Donna White from British Columbia, Canada is suing her father’s estate, claiming he disinherited her for being gay.
The lawsuit, filed claims that her ‘sexual orientation is not a basis on which she should be disinherited by her father’.
White claims that her parents treated her ‘differently and unfairly from her siblings’ after she came out as a lesbian in 2001. In the suit, she says they never came to accept her sexuality, and even barred her long-time partner from entering their home. When she married in 2010, her parents and siblings did not acknowledge the marriage.
According to reports, White’s father died in April, aged 100. His will directs that his estate be divided equally between White’s sister and brother, with no provision for White, according to the lawsuit.
The suit contends that ‘her father failed to satisfy his moral obligations to her when he decided [to disinherit her].’
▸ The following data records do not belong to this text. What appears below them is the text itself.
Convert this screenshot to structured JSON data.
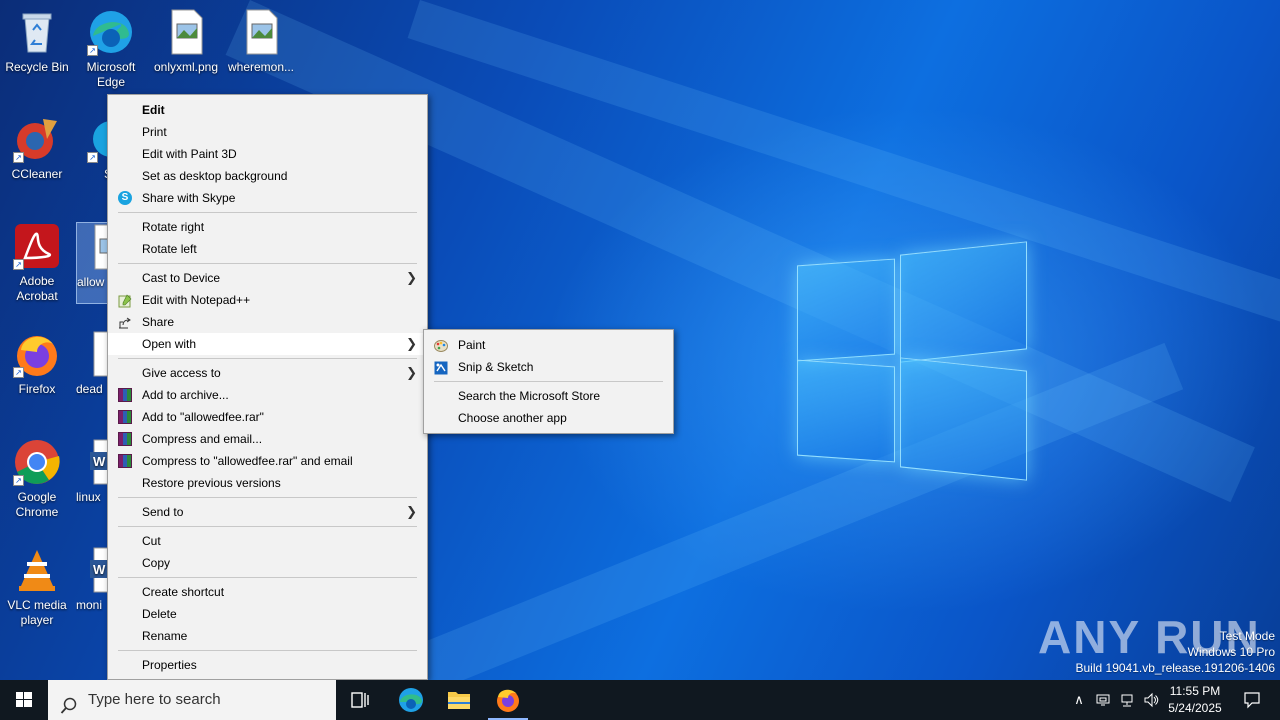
{
  "desktop_icons": [
    {
      "name": "recycle-bin",
      "label": "Recycle Bin"
    },
    {
      "name": "microsoft-edge",
      "label": "Microsoft Edge"
    },
    {
      "name": "onlyxml-png",
      "label": "onlyxml.png"
    },
    {
      "name": "wheremon",
      "label": "wheremon..."
    },
    {
      "name": "ccleaner",
      "label": "CCleaner"
    },
    {
      "name": "skype",
      "label": "Sk"
    },
    {
      "name": "adobe-acrobat",
      "label": "Adobe Acrobat"
    },
    {
      "name": "allowedfee",
      "label": "allow"
    },
    {
      "name": "firefox",
      "label": "Firefox"
    },
    {
      "name": "dead",
      "label": "dead"
    },
    {
      "name": "google-chrome",
      "label": "Google Chrome"
    },
    {
      "name": "linux",
      "label": "linux"
    },
    {
      "name": "vlc",
      "label": "VLC media player"
    },
    {
      "name": "moni",
      "label": "moni"
    }
  ],
  "context_menu": {
    "items": [
      {
        "label": "Edit"
      },
      {
        "label": "Print"
      },
      {
        "label": "Edit with Paint 3D"
      },
      {
        "label": "Set as desktop background"
      },
      {
        "label": "Share with Skype"
      },
      {
        "label": "Rotate right"
      },
      {
        "label": "Rotate left"
      },
      {
        "label": "Cast to Device"
      },
      {
        "label": "Edit with Notepad++"
      },
      {
        "label": "Share"
      },
      {
        "label": "Open with"
      },
      {
        "label": "Give access to"
      },
      {
        "label": "Add to archive..."
      },
      {
        "label": "Add to \"allowedfee.rar\""
      },
      {
        "label": "Compress and email..."
      },
      {
        "label": "Compress to \"allowedfee.rar\" and email"
      },
      {
        "label": "Restore previous versions"
      },
      {
        "label": "Send to"
      },
      {
        "label": "Cut"
      },
      {
        "label": "Copy"
      },
      {
        "label": "Create shortcut"
      },
      {
        "label": "Delete"
      },
      {
        "label": "Rename"
      },
      {
        "label": "Properties"
      }
    ]
  },
  "open_with_menu": {
    "items": [
      {
        "label": "Paint"
      },
      {
        "label": "Snip & Sketch"
      },
      {
        "label": "Search the Microsoft Store"
      },
      {
        "label": "Choose another app"
      }
    ]
  },
  "taskbar": {
    "search_placeholder": "Type here to search",
    "time": "11:55 PM",
    "date": "5/24/2025",
    "pinned": [
      "task-view",
      "microsoft-edge",
      "file-explorer",
      "firefox"
    ]
  },
  "watermark": {
    "logo": "ANY RUN",
    "line1": "Test Mode",
    "line2": "Windows 10 Pro",
    "line3": "Build 19041.vb_release.191206-1406"
  },
  "colors": {
    "menu_bg": "#f2f2f2",
    "menu_highlight": "#ffffff",
    "taskbar_bg": "#101820",
    "wallpaper_accent": "#0d6fe0"
  }
}
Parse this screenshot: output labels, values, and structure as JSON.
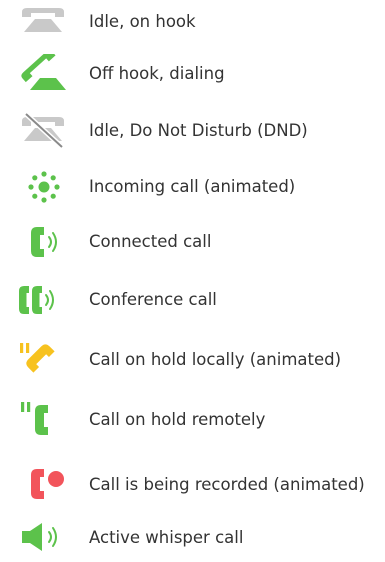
{
  "colors": {
    "idle": "#c9c9c9",
    "active": "#5cc24b",
    "hold_local": "#f7c21f",
    "recording": "#f2545b",
    "text": "#333333"
  },
  "legend": {
    "items": [
      {
        "icon": "phone-idle-icon",
        "label": "Idle, on hook"
      },
      {
        "icon": "phone-off-hook-icon",
        "label": "Off hook, dialing"
      },
      {
        "icon": "phone-dnd-icon",
        "label": "Idle, Do Not Disturb (DND)"
      },
      {
        "icon": "incoming-call-icon",
        "label": "Incoming call (animated)"
      },
      {
        "icon": "connected-call-icon",
        "label": "Connected call"
      },
      {
        "icon": "conference-call-icon",
        "label": "Conference call"
      },
      {
        "icon": "hold-local-icon",
        "label": "Call on hold locally (animated)"
      },
      {
        "icon": "hold-remote-icon",
        "label": "Call on hold remotely"
      },
      {
        "icon": "recording-call-icon",
        "label": "Call is being recorded (animated)"
      },
      {
        "icon": "whisper-call-icon",
        "label": "Active whisper call"
      }
    ]
  }
}
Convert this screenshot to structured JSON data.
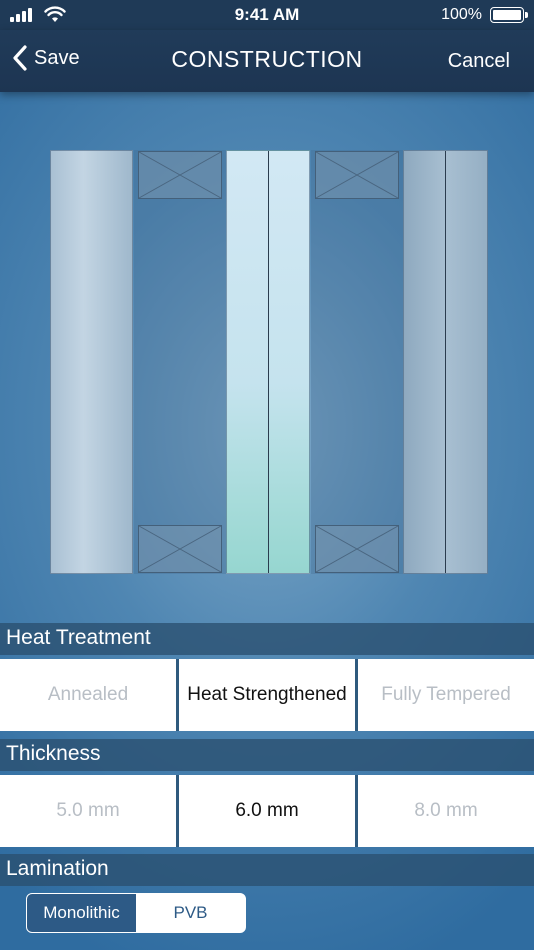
{
  "status_bar": {
    "time": "9:41 AM",
    "battery": "100%"
  },
  "nav": {
    "back_label": "Save",
    "title": "CONSTRUCTION",
    "cancel_label": "Cancel"
  },
  "heat_treatment": {
    "header": "Heat Treatment",
    "options": [
      "Annealed",
      "Heat Strengthened",
      "Fully Tempered"
    ],
    "selected": "Heat Strengthened"
  },
  "thickness": {
    "header": "Thickness",
    "options": [
      "5.0 mm",
      "6.0 mm",
      "8.0 mm"
    ],
    "selected": "6.0 mm"
  },
  "lamination": {
    "header": "Lamination",
    "options": [
      "Monolithic",
      "PVB"
    ],
    "selected": "Monolithic"
  },
  "icons": [
    "cellular-signal-icon",
    "wifi-icon",
    "battery-icon",
    "chevron-left-icon"
  ]
}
However, relatives of White deny that her parents ever had a problem with her sexual orientation.
Being disinherited by parents with anti-LGBT attitudes is a common problem in the LGBT community.
However, there is hope for White. Back in 2006, the Supreme Court in British Columbia found in favour of a man who brought a similar claim.
Back the case stated that: ‘Homosexuality is not a factor in today’s society for justifying a judicious parent disinheriting or limiting benefits to his child.’
However, while courts will often decide these cases on the basis of ‘public policy’ – generally ruling against decisions that are discriminatory.
The desire to prevent discrimination does not allow the court to deny the validity of an ‘absolute, unequivocal and unambiguous’ will based on third-party allegations of racism, the court of appeal panel said.
The written decision stated that public policy grounds did not ‘justify intervention simply because the court may regard the testator’s testamentary choices as distasteful, offensive, vengeful or small-minded’